“Pharaoh’s heart was particularly important because Egyptians believed it was the all-controlling factor in both history and society…his heart was thought to be sovereign over creation. Therefore by hardening Pharaoh’s heart, God was making a theological point. He was proving that he alone is sovereign over all things. Nothing is outside the purpose of his will, not even the heart of a king.” John Currid

“Granted the Bible’s storyline so far, the assumption is that Pharaoh is already a wicked person. In particular, he has enslaved the covenant people of God. God has not hardened a morally neutral man; he has pronounced judgment on a wicked man. Hell itself is a place where repentance is no longer possible. God’s hardening has the effect of imposing that sentence a little earlier than usual.” Don Carson
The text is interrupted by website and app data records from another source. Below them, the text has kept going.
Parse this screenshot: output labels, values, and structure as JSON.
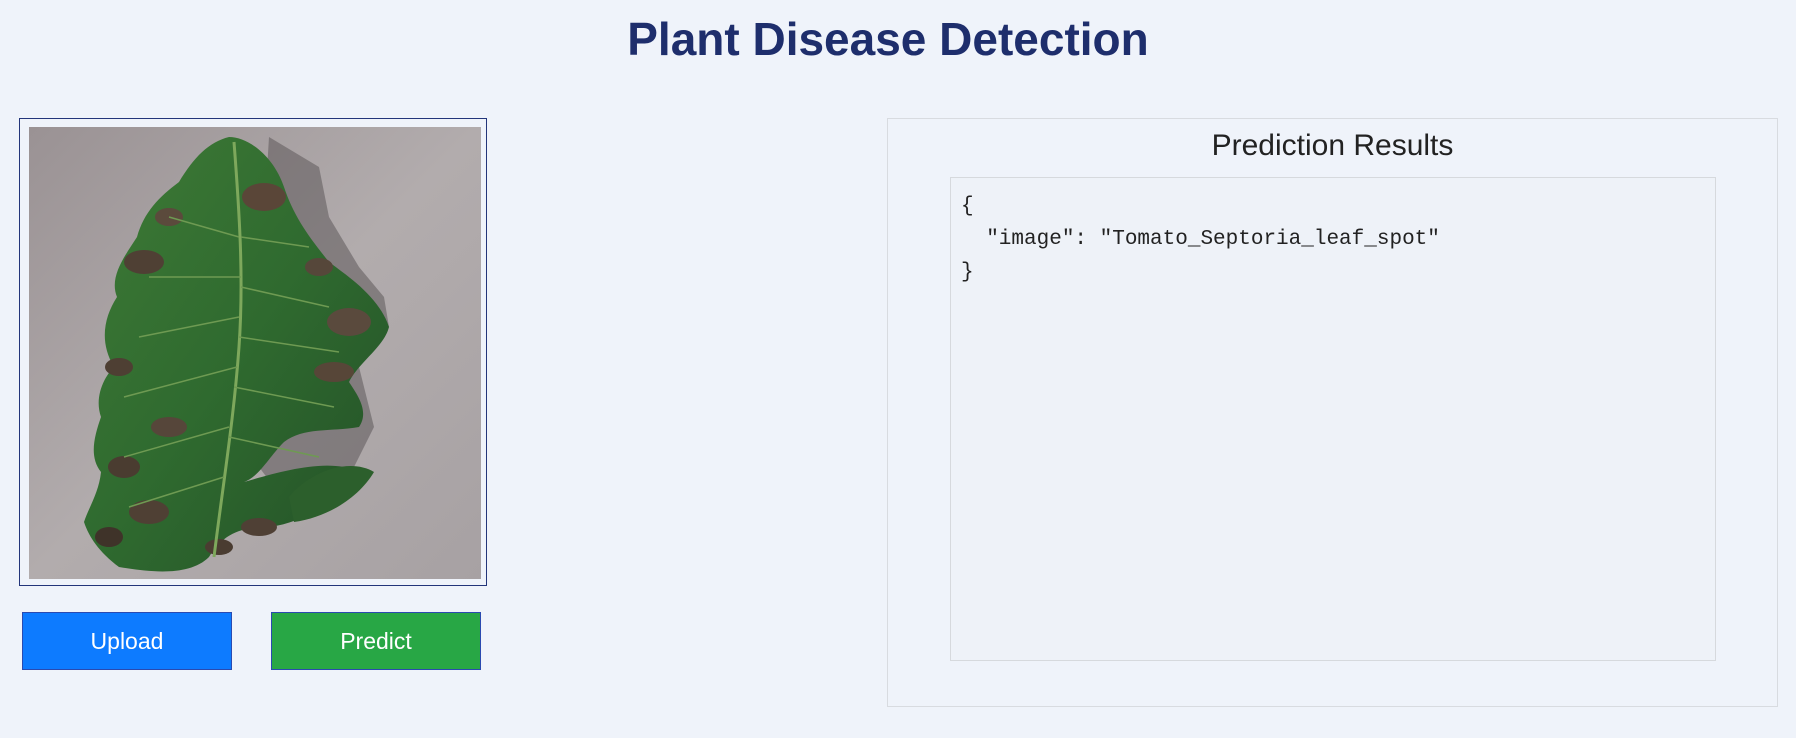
{
  "page": {
    "title": "Plant Disease Detection"
  },
  "image_panel": {
    "image_alt": "tomato-leaf-with-septoria-spots"
  },
  "buttons": {
    "upload_label": "Upload",
    "predict_label": "Predict"
  },
  "results": {
    "title": "Prediction Results",
    "json_text": "{\n  \"image\": \"Tomato_Septoria_leaf_spot\"\n}"
  },
  "colors": {
    "background": "#eff3fa",
    "title": "#1e2e6c",
    "upload_button": "#0d7bff",
    "predict_button": "#28a745"
  }
}
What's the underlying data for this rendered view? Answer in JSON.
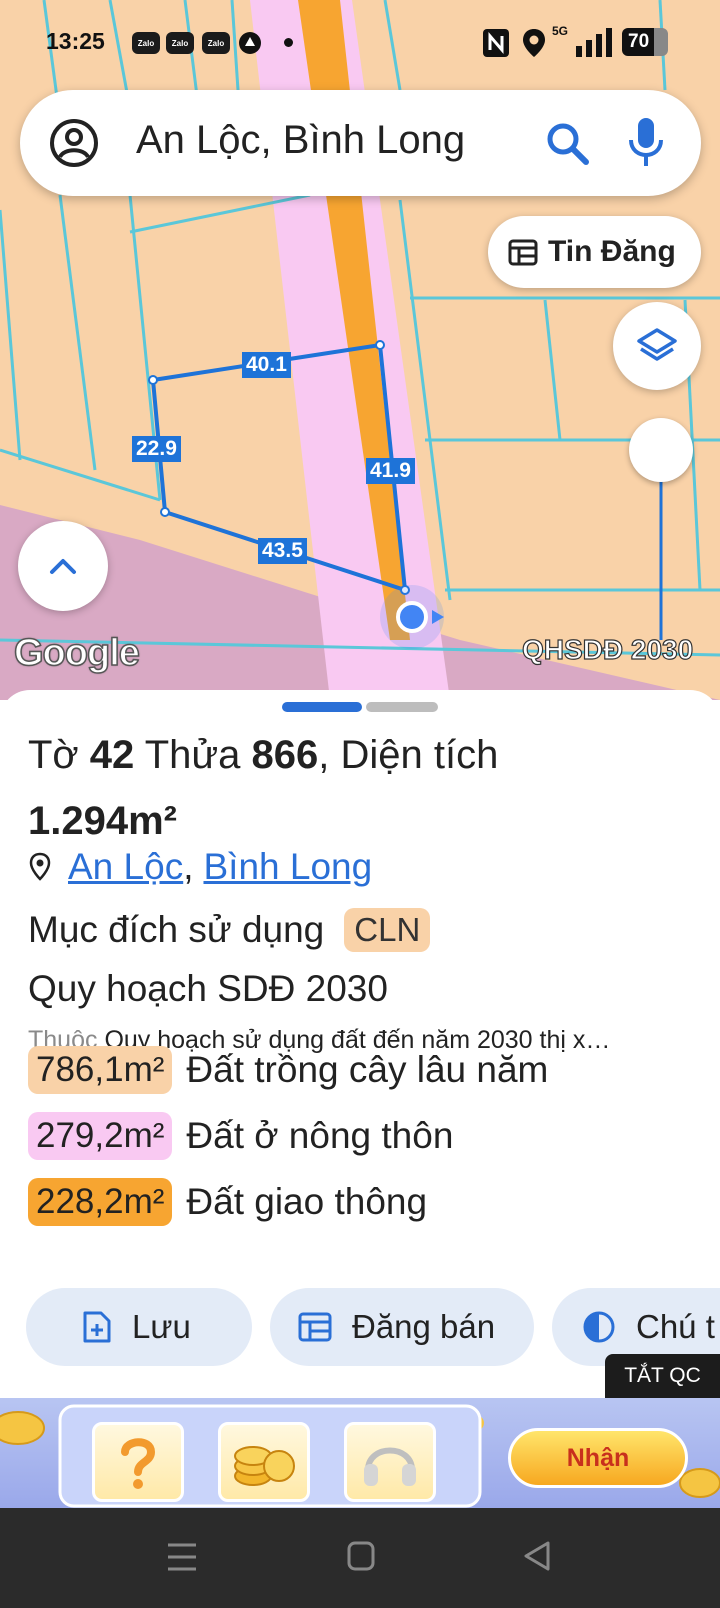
{
  "status": {
    "time": "13:25",
    "notification_apps": [
      "Zalo",
      "Zalo",
      "Zalo"
    ],
    "network": "5G",
    "battery": "70"
  },
  "search": {
    "query": "An Lộc, Bình Long"
  },
  "map": {
    "tin_dang_label": "Tin Đăng",
    "edge_labels": [
      "40.1",
      "22.9",
      "41.9",
      "43.5"
    ],
    "google_label": "Google",
    "layer_label": "QHSDĐ 2030"
  },
  "parcel": {
    "title_prefix": "Tờ",
    "sheet_no": "42",
    "title_mid": "Thửa",
    "parcel_no": "866",
    "title_suffix": ", Diện tích",
    "area": "1.294m²",
    "location_ward": "An Lộc",
    "location_sep": ",",
    "location_town": "Bình Long",
    "purpose_label": "Mục đích sử dụng",
    "purpose_code": "CLN",
    "plan_title": "Quy hoạch SDĐ 2030",
    "plan_desc_prefix": "Thuộc",
    "plan_desc": "Quy hoạch sử dụng đất đến năm 2030 thị x…",
    "land_uses": [
      {
        "area": "786,1m²",
        "label": "Đất trồng cây lâu năm",
        "color": "#f9d2a8"
      },
      {
        "area": "279,2m²",
        "label": "Đất ở nông thôn",
        "color": "#f9c9f2"
      },
      {
        "area": "228,2m²",
        "label": "Đất giao thông",
        "color": "#f7a531"
      }
    ]
  },
  "actions": {
    "save": "Lưu",
    "post_sale": "Đăng bán",
    "legend": "Chú t"
  },
  "ad": {
    "hide_label": "TẮT QC",
    "claim_label": "Nhận"
  },
  "colors": {
    "map_land": "#f9d2a8",
    "road_pink": "#f9c9f2",
    "road_orange": "#f7a531",
    "accent_blue": "#2a6fd6",
    "parcel_line": "#1e73d8"
  }
}
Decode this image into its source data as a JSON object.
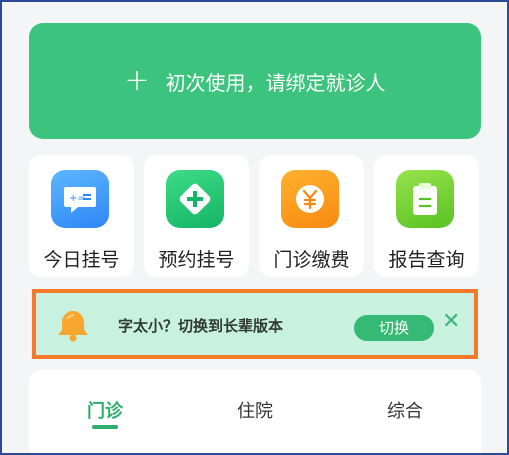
{
  "bind_card": {
    "icon": "plus-icon",
    "label": "初次使用，请绑定就诊人"
  },
  "services": [
    {
      "label": "今日挂号",
      "icon": "calculator-chat-icon"
    },
    {
      "label": "预约挂号",
      "icon": "medical-cross-icon"
    },
    {
      "label": "门诊缴费",
      "icon": "yuan-coin-icon"
    },
    {
      "label": "报告查询",
      "icon": "clipboard-icon"
    }
  ],
  "banner": {
    "icon": "bell-icon",
    "text": "字太小？切换到长辈版本",
    "button": "切换",
    "close_icon": "close-icon"
  },
  "tabs": [
    {
      "label": "门诊",
      "active": true
    },
    {
      "label": "住院"
    },
    {
      "label": "综合"
    }
  ],
  "colors": {
    "accent_green": "#3cc37e",
    "banner_bg": "#c9f1df",
    "highlight_border": "#f5792a"
  }
}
“Such judgment of Pharaoh magnifies God’s grace to a greater degree-for surely Israel did not deserve mercy and deliverance. They too deserved judgment. What made them different from the Egyptians was God’s electing decree and covenant promise. So it is for us as well: we deserve God’s judgment and wrath because of our sin, The only thing that makes us different from those who receive God’s judgment is his sovereign grace. In Christ we could not be more secure.” Gospel Transformation Bible

“Even the note about Moses and Aaron’s age is instructive: The two of them were called to lead a great movement at the age when most people have already died (Psalm 90:10). Their contribution to the exodus was not their genius or their experience (what experience did they have leading an exodus?) or their credentials (Moses was a fugitive shepherd and hardly qualified in the eyes of the Israelites) or their vitality or any such thing.” Douglas Stuart

“Moses spent forty years in Pharaoh’s court thinking he was somebody, forty years in the desert learning that he was nobody, and forty years showing what God can do with a somebody who found out he was a nobody.” D.L. Moody

“The image of running was central to Paul’s understanding of his own life, and I urge now that it ought to be the central focus in the minds and hearts of all aging Christians, who know and feel that their bodies are slowing down. The challenge that faces us is not to let that fact slow us down spiritually, but to cultivate the maximum zeal for the closing phase of our earthly lives.” J.I. Packer

“The question is why God bids Moses to preach although He Himself says: Pharaoh will not listen to you. Is it not foolish for someone to say to another: Friend, preach to Pharaoh, but be advised that he will not listen to you: for I intend to harden him? I would refuse such an assignment from anyone and would say: Preach yourself. But the answer is: We are bidden to preach, but we are not bidden to justify people and make them pious. This thought should comfort all preachers and Christians, and everybody should pursue his calling and faithfully perform its duties. Only the Word of God is entrusted to Moses, not the responsibility of making Pharaoh soft or hard by preaching. The Word is entrusted to him; this is God’s will, and this Word he is to proclaim even though no one may want to listen to him. This is done for his consolation that he may not be frightened if nobody wants to follow and obey him. If I could be moved by the fact that my word and sermon are despised, I suppose I would stop preaching. But (says God), go on, Moses, preach!” Martin Luther

“God’s plan for using a human instrument to carry out his divine work of redemption was previewed by Moses and perfected in Jesus Christ.” Phil Ryken